As Facebook works through its own "opening up," becomes more unmanageable, and lurches in the direction of MySpace, will this be an opportunity for another "clean" no frills social networking site to arise? Or will Facebook's current problems just be another example of the churn that inevitably develops when social networking tries to be too many things with too many people?
That's the challenge that Linkedin will need to manage. Mark Evans' Five Things That Could Kill Facebook captures my concerns about Facebook quite nicely and reflects what I've seen myself recently as my use of Facebook has expanded.
Here's my own Facebook list:

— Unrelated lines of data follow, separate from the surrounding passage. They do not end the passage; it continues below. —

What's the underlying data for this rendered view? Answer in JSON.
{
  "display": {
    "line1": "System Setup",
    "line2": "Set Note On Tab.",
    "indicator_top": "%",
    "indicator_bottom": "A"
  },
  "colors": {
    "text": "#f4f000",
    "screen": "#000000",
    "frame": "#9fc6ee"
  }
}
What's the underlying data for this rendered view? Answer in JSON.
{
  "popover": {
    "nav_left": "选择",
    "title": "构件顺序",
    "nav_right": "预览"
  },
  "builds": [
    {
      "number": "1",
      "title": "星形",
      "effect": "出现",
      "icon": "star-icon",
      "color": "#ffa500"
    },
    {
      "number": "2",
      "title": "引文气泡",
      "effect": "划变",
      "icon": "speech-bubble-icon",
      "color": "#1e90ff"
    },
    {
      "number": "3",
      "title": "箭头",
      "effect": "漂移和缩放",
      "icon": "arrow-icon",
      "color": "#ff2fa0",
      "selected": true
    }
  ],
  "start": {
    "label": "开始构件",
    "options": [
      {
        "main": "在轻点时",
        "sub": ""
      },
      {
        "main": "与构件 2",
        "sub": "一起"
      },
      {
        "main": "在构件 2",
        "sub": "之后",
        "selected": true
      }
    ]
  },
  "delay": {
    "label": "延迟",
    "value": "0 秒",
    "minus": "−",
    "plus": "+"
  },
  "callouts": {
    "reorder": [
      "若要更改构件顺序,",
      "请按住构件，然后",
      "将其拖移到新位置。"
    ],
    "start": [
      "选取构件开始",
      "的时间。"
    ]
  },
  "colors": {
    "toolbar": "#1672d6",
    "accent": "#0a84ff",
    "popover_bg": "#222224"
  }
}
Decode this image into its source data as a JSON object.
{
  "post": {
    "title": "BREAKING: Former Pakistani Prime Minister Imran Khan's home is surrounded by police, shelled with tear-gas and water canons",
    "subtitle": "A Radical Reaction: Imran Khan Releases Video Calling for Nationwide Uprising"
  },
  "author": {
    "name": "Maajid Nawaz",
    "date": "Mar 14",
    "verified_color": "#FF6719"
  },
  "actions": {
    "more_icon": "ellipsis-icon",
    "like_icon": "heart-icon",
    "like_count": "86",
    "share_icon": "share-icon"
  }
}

While I think that treating a social network as a "platform" makes a great deal of business sense -- increasing value to members increases "stickiness" -- some of the applications being offered provide functionality that seemb hobbled by the targeting of members only. This "walled garden" impact ultimately reduces the free flow of information across the web and reduces participation's value to me. (Why should I write a movie review for Facebook if I can publish my own for open access by all?)
Now, it's perhaps too early in Facebook's "open platform" phase to really know if this will be good or bad for its members. For me, I have my doubts as I've noted above, and I hope Linkedin thinks long and hard about what else it offers to its members.
Before Linkedin opens itself up to external developers and systems, I wish they would upgrade the internal networking capabilities of the system. It's silly, for example, for Linkedin members to have to continue using using systems such as Yahoo! Groups for group activities (and I'm a moerator on the Yahoo! group Linkedin Bloggers). If I were Linkedin that's where I would start -- and I'd study Facebook's experience in this area quite carefully.